M-x serial-term opens a terminal window. In a Lisp program,
make-serial-process creates a process object.
The serial port can be configured at run-time, without having to
close and re-open it. The function
lets you change the speed, bytesize, and other parameters. In a
terminal window created by
serial-term, you can click on the
mode line for configuration.
A serial connection is represented by a process object, which can be
used in a similar way to a subprocess or network process. You can send and
receive data, and configure the serial port. A serial process object
has no process ID, however, and you can’t send signals to it, and the
status codes are different from other types of processes.
delete-process on the process object or
the process buffer close the connection, but this does not affect the
device connected to the serial port.
process-type returns the symbol
for a process object representing a serial port connection.
Serial ports are available on GNU/Linux, Unix, and MS Windows systems.
Start a terminal-emulator for a serial port in a new buffer. port is the name of the serial port to connect to. For example, this could be /dev/ttyS0 on Unix. On MS Windows, this could be COM1, or \\.\COM10 (double the backslashes in Lisp strings).
speed is the speed of the serial port in bits per second. 9600 is a common value. The buffer is in Term mode; see Term Mode in The GNU Emacs Manual, for the commands to use in that buffer. You can change the speed and the configuration in the mode line menu.
This function creates a process and a buffer. Arguments are specified as keyword/argument pairs. Here’s the list of the meaningful keywords, with the first two (port and speed) being mandatory:
This is the name of the serial port. On Unix and GNU systems, this is a file name such as /dev/ttyS0. On Windows, this could be COM1, or \\.\COM10 for ports higher than COM9 (double the backslashes in Lisp strings).
The speed of the serial port in bits per second. This function calls
serial-process-configure to handle the speed; see the
following documentation of that function for more details.
The name of the process. If name is not given, port will serve as the process name as well.
The buffer to associate with the process. The value can be either a
buffer or a string that names a buffer. Process output goes at the
end of that buffer, unless you specify an output stream or filter
function to handle the output. If buffer is not given, the
process buffer’s name is taken from the value of the
If coding is a symbol, it specifies the coding system used for
both reading and writing for this process. If coding is a cons
(decoding . encoding), decoding is used for
reading, and encoding is used for writing. If not specified,
the default is to determine the coding systems from the data itself.
Initialize the process query flag to query-flag. See Query Before Exit. The flags defaults to
nil if unspecified.
Start process in the “stopped” state if bool is
nil. In the stopped state, a serial process does not
accept incoming data, but you can send outgoing data.
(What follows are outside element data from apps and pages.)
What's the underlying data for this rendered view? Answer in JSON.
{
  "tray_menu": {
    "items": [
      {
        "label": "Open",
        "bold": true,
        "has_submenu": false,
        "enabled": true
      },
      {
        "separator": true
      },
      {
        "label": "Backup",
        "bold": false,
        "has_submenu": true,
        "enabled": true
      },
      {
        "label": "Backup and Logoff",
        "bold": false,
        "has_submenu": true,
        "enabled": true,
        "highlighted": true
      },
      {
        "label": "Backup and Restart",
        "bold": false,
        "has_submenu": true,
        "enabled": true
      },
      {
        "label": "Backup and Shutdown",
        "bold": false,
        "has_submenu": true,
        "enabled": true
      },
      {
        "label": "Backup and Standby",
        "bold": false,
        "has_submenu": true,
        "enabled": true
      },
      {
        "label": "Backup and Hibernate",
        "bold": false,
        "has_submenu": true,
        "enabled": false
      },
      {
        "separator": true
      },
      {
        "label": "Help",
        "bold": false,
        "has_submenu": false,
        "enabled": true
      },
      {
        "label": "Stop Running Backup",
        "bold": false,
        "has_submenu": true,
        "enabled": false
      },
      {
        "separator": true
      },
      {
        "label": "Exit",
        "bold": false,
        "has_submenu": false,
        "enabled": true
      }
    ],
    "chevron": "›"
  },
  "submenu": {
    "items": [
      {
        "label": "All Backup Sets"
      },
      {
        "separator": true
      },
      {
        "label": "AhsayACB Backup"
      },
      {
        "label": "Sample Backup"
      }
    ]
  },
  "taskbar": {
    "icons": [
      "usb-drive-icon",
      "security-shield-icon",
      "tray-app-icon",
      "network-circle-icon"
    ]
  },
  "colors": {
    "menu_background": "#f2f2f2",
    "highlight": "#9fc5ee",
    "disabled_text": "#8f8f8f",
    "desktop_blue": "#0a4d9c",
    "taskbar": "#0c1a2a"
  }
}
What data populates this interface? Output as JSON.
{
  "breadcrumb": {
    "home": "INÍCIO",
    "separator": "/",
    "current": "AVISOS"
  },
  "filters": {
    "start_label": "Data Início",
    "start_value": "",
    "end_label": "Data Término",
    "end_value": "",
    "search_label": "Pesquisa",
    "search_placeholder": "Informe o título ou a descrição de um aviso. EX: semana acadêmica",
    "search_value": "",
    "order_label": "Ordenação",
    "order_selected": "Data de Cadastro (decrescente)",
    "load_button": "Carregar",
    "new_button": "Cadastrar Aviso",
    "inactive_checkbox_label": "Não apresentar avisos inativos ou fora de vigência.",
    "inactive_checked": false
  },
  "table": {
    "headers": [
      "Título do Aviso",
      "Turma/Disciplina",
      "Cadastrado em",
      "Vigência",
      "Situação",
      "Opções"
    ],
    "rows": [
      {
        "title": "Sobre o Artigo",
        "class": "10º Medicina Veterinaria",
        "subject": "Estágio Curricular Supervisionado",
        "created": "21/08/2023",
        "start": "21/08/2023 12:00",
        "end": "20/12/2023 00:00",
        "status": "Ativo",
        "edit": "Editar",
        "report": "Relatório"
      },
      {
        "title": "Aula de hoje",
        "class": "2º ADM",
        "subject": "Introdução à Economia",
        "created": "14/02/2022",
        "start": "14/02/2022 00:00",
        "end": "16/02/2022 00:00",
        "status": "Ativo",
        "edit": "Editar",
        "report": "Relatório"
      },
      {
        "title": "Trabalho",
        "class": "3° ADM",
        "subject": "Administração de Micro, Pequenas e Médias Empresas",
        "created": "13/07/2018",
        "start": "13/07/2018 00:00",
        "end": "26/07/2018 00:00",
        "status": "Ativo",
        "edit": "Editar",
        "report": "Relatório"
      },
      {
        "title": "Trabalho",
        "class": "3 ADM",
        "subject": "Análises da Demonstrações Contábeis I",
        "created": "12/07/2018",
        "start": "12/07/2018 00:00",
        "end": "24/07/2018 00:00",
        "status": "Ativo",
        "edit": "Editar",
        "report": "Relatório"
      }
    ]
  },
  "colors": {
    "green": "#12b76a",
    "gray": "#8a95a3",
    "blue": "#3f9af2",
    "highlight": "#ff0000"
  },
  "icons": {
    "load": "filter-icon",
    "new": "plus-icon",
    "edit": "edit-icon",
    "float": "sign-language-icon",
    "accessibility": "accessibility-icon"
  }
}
The stopped
state is cleared by
continue-process and set by
Install filter as the process filter.
Install sentinel as the process sentinel.
Install plist as the initial plist of the process.
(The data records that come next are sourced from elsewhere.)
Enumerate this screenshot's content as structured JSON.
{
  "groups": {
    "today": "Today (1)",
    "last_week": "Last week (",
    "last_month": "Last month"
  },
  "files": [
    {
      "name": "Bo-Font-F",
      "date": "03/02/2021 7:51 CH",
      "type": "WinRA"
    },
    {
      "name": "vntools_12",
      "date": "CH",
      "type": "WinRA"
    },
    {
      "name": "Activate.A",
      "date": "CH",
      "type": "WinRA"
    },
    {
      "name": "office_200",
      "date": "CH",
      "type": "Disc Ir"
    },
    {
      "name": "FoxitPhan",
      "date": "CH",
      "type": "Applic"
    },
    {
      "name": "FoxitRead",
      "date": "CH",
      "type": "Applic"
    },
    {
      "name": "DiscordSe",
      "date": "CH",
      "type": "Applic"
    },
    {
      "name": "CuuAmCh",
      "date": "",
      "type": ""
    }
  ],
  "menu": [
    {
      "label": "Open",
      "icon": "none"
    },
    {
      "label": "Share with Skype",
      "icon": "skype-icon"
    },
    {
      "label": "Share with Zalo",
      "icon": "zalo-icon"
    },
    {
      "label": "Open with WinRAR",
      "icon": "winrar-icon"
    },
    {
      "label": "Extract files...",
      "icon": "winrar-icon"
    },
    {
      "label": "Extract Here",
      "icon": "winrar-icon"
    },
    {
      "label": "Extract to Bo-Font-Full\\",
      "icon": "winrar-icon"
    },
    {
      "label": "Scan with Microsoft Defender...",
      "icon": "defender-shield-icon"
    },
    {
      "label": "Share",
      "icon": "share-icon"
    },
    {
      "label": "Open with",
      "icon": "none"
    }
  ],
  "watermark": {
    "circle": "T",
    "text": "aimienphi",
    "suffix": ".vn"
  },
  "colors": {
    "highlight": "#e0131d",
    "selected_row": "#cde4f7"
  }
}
These are handled by
serial-process-configure, which is called
The original argument list, possibly modified by later configuration,
is available via the function
Here is an example:
(make-serial-process :port "/dev/ttyS0" :speed 9600)
This function configures a serial port connection. Arguments are
specified as keyword/argument pairs. Attributes that are not given
are re-initialized from the process’s current configuration (available
via the function
process-contact), or set to reasonable default
values. The following arguments are defined:
Any of these arguments can be given to identify the process that is to be configured. If none of these arguments is given, the current buffer’s process is used.
The speed of the serial port in bits per second, a.k.a. baud
rate. The value can be any number, but most serial ports work only
at a few defined values between 1200 and 115200, with 9600 being the
most common value. If speed is
nil, the function ignores
all other arguments and does not configure the port. This may be
useful for special serial ports such as Bluetooth-to-serial converters,
which can only be configured through ‘AT’ commands sent through the
connection. The value of
nil for speed is valid only for
connections that were already opened by a previous call to
The number of bits per byte, which can be 7 or 8. If bytesize
is not given or
nil, it defaults to 8.
The value can be
nil (don’t use parity), the symbol
odd (use odd parity), or the symbol
even (use even
parity). If parity is not given, it defaults to no parity.
The number of stopbits used to terminate a transmission
of each byte. stopbits can be 1 or 2. If stopbits is not
nil, it defaults to 1.
The type of flow control to use for this connection, which is either
nil (don’t use flow control), the symbol
hw (use RTS/CTS
hardware flow control), or the symbol
sw (use XON/XOFF software
flow control). If flowcontrol is not given, it defaults to no
serial-process-configure for the initial configuration of the